“What’s African about this volcano summit?” I was asking myself in a sound-design session today for my documentary film, Volcanic Sprint. Our footage was extreme up on the summit of Mt. Cameroon (the halfway point of the race). But it was so freezing that the camera intermittently failed to capture audio. When a female leader summits, race staff shout encouragement in a sing-songy chorus of English and Bakweri dialect. It’s a joyous barrage, carving out space from the wind and cold and expanse.
When the men leaders summit, however, the audio cuts off. You can’t even hear the 50 mile-per-hour winds. In the silence, my thoughts go tangential and I imagine the racers talking in German. Who knows why. But if World War I had gone differently, Cameroon might still be German Kamerun. In fact, three other African states share similar histories of German colonization: Togo, Namibia (South-West Africa), and Tanzania (Tanganyika). Racers would be clad in lederhausen.
During our session, the music composed by Asparagus Media ultimately carried the drama, and when we needed wind, our sound designer, Howard at TEAM, made it happen. Then I remembered something I learned during production in Cameroon. When the town of Buea erected a statue for perennial winner, the Queen of the Mountain, her son Pierrot told me, clearly proud, that it was the second statue in the entire province. “What’s the other one?” I asked. Without hesitation he answered: “Bismarck.”
I was in a color-correction session today for my first documentary feature, Volcanic Sprint, about Africa’s most grueling mountain race. And I noticed something. Before the race begins, the “Queen of the Mountain,” who is the defending female champion, is at risk of being disqualified. Amid rumors of a conspiracy, the Mayor of Buea speaks up: “Her supporters may interpret it as a kind of injustice done to her.” His words are calculated, yet visceral, and it’s clear he’s a fan as well. The scene helps establish the Queen as more than a sports star. An entire town is leaning on her. Then I noticed the Mayor’s baseball cap, which read: “Bank of Scotland.”

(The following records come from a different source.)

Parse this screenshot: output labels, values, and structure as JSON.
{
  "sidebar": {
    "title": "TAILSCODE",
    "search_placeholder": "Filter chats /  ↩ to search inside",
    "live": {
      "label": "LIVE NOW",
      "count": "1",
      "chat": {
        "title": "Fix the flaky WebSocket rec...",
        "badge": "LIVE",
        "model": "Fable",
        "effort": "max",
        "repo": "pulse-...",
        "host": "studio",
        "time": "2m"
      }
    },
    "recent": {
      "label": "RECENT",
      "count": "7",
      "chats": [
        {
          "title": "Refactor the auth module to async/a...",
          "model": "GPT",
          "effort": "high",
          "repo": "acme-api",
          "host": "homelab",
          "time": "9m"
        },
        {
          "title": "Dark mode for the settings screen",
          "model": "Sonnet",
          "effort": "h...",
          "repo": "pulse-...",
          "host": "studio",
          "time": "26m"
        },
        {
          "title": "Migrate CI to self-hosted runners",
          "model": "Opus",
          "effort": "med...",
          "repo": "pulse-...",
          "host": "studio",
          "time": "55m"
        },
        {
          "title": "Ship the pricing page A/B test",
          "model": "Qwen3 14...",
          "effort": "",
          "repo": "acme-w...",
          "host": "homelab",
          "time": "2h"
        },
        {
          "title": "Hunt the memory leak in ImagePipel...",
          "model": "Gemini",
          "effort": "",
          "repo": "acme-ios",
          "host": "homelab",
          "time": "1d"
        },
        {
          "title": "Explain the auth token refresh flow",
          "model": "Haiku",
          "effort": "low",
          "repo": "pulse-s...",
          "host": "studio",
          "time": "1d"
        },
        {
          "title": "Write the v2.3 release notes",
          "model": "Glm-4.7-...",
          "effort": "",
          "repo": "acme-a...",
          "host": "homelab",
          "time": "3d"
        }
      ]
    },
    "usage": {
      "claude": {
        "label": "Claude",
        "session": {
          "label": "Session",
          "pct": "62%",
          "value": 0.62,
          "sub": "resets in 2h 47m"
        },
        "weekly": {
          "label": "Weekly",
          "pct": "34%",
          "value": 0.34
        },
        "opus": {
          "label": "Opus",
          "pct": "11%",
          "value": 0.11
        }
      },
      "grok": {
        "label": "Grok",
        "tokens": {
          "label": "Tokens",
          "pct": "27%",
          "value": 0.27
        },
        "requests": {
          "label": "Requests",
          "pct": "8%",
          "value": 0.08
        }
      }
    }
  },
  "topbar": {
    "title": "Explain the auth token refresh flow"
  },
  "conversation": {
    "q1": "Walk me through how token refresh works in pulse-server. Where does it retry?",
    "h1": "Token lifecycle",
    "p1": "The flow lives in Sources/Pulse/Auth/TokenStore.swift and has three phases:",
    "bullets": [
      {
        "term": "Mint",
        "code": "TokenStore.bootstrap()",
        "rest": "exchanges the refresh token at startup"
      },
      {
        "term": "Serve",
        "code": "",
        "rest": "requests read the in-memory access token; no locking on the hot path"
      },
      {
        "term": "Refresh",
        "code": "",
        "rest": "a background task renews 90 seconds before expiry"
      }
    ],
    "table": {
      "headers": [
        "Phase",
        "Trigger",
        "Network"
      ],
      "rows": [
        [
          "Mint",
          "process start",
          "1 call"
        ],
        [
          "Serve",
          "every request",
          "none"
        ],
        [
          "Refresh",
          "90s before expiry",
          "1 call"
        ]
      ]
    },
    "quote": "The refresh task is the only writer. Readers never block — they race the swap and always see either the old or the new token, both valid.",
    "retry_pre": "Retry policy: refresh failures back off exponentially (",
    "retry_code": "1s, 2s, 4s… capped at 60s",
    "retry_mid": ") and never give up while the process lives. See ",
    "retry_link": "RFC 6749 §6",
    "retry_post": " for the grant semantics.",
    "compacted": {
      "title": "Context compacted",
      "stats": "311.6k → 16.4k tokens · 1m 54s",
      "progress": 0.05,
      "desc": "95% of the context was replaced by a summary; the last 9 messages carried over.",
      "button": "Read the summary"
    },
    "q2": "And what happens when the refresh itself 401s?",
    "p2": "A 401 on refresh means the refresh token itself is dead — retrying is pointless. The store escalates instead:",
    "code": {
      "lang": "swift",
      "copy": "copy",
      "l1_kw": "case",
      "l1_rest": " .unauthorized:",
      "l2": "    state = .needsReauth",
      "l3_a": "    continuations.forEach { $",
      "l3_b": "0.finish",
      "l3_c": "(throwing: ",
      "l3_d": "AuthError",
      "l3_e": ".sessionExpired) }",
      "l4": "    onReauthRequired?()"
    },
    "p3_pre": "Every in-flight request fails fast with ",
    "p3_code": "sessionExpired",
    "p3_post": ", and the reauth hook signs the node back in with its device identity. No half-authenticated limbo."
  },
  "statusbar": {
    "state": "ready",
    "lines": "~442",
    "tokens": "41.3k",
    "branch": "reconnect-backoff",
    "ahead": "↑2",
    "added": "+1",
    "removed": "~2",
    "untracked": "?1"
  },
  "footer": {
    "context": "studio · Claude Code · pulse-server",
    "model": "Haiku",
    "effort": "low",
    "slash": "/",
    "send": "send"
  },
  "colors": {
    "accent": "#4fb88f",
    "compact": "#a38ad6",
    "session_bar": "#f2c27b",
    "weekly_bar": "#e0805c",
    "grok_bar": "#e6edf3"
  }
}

Why Scotland in Africa? Forest Whitaker truly deserved his Oscar for The Last King of Scotland, a rough-hewn, focused story infused with documentary style. It is more enduring than the entertaining Blood Diamond. But why did Whitaker’s character, dictator Idi Amin grant himself the title “King of Scotland?” I thought I knew part of the answer. Colonized by the Brits, Uganda and Scotland share a common history. Then I encountered My Brutal Muse, a fascinating article by novelist Giles Foden who wrote the book upon which the movie was based. Foden called the mental roots of Amin’s behavior, “the psychological byproduct of his Oedipal relationship with the former colonial power.” When the Brits turned their backs on Amin, he “could sing Scotland’s praises and support its self-determination, while hating and hoping to split the UK.” So in quirky, and sometimes entertaining fashion, Amin was simply following the old adage of realpolitik: “My Enemy’s Enemy is My Friend” (which also happens to be the name of a forthcoming documentary film by the The Last King of Scotland’s director, Kevin MacDonald.
Now, back to Volcanic Sprint and the Mayor of Buea (located in the Southwest Province of Cameroon, also colonized by the British.) His “Bank of Scotland” hat. Was it an accident of overlapping cultures or political commentary? Or simply a stylish protection from the equatorial sun? I think not: in singing Scotland’s praises, one African mayor is doing more than just associating himself with a prosperous foreign bank. After a fashion, like Whitaker’s Amin, he’s invoking the swagger of Braveheart.